So, anyway, here is my NBA moment from a time when there were just nine teams in the league and each one of them had at least one superstar. Elite teams like the 76ers and Celtics each had a handful and many of the games between them were masterpieces. You would pay to see Oscar Robertson play with four playground recruits.
When I moved from the Evening Bulletin to this newspaper in May of 1965, the writer who replaced me was a young and driven comet of a Holy Cross grad named Joe McGinniss. Before he became the best-selling author of controversial books with a reputation for hanging his subjects by using off-the-record material, Joe raced through sportswriting at the Bulletin and a city column for the Inquirer.
At one point, he went after Wilt’s abysmal foul shooting. In the ’66 playoffs, the Celtics took the Eastern Conference champs out in five games. Wilt was brutal. McGinniss wrote a column ripping Chamberlain for failing to show for an open-date shoot-around. I helped cover the next game at Convention Hall. Afterward, Wilt went after the slender McGinniss, who was waiting in front of The Dipper’s locker.
I made a serious mistake. I weighed about 225 at the time and tried to get between them. With one mighty shove, one of the strongest athletes who ever lived stuffed both of us into his locker, McGinniss first, me second. Tinned Irishmen.
I would not have missed that most excellent NBA adventure for all the bling in the Miami Heat locker room.
Marc Stein and Chris Broussard of ESPN.com detail how the decertification process might work for the players, if that were to be their next move provided this weekend’s sessions don’t go to their liking. If you think the past four months have been grueling for true fans of the game, tack on another 45 days worth of decertification drama and we’ll all be climbing the walls:
The conference calls, according to one source’s estimate to ESPN.com, have mobilized close to 100 players either in favor or giving strong consideration to signing a petition to request a formal decertification vote.
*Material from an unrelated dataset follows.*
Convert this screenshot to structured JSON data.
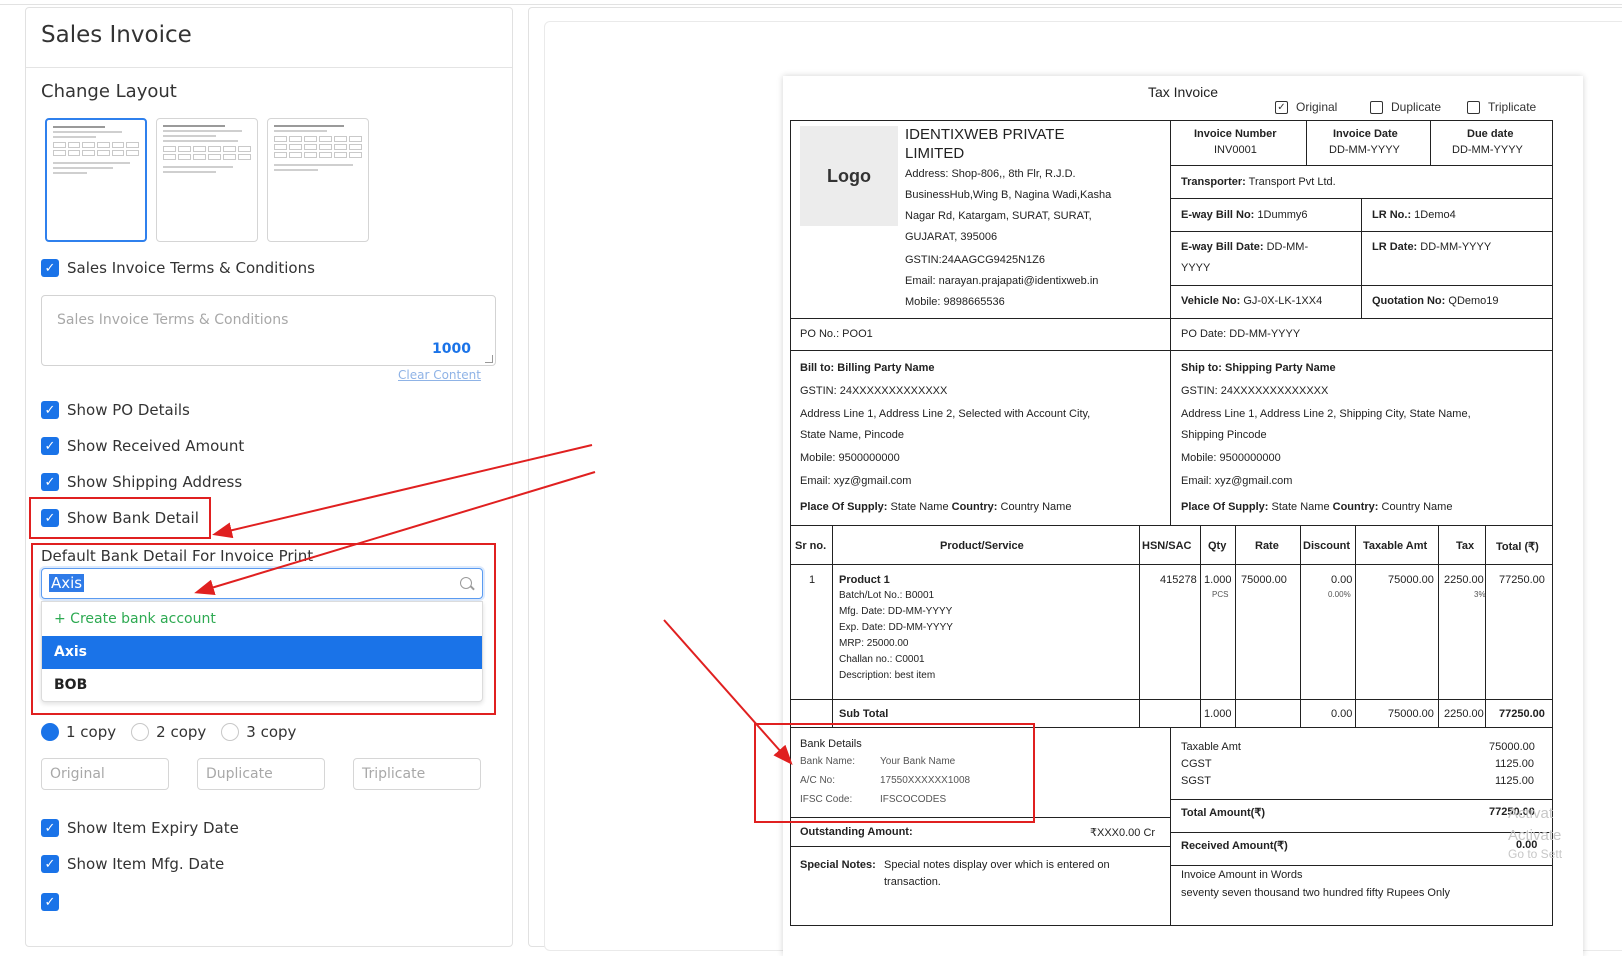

The rules in place dictate that 30 percent of the union — roughly 130 players — sign a petition to request a vote. The case would then be taken to the National Labor Relations Board, which would have an estimated 45 days to decide on whether such a vote should be held.
During those 45 days, Hunter and union president Derek Fisher can continue to negotiate with NBA commissioner David Stern and the league’s owners. The belief among many agents, sources said, is that a deal with the league would be struck during that 45-day window, based on the idea that decertification — while by no means a guaranteed successful strategy for the players — could create sufficient uncertainty and legal threat to convince the owners to get a deal done before it gets to that point.
If a new labor deal was not completed within that 45-day span and a second vote is sanctioned by the NLRB, decertification would then require a simple majority vote of the league’s 450-odd players to pass. At that point, players would have the freedom to sue the NBA under antitrust law and attempt to bring an end to the lockout via court system.
Yet there are widespread fears around the league that, if decertification gets that far, any hope of playing even a reduced schedule in 2011-12 would be lost.
The so-called “Big Seven” agents who pushed for decertification throughout the summer — Mark Bartelstein, Bill Duffy, Dan Fegan, Leon Rose, Jeff Schwartz, Arn Tellem and Henry Thomas — have long believed that the league’s desire to keep this labor battle out of courts via the decertification process would force Stern and the union’s owners to bargain more fairly during the 45-day “grace” period.
While it is not immediately clear whether all seven agents were involved in organizing this week’s conference calls, sources said at least a few of them were involved.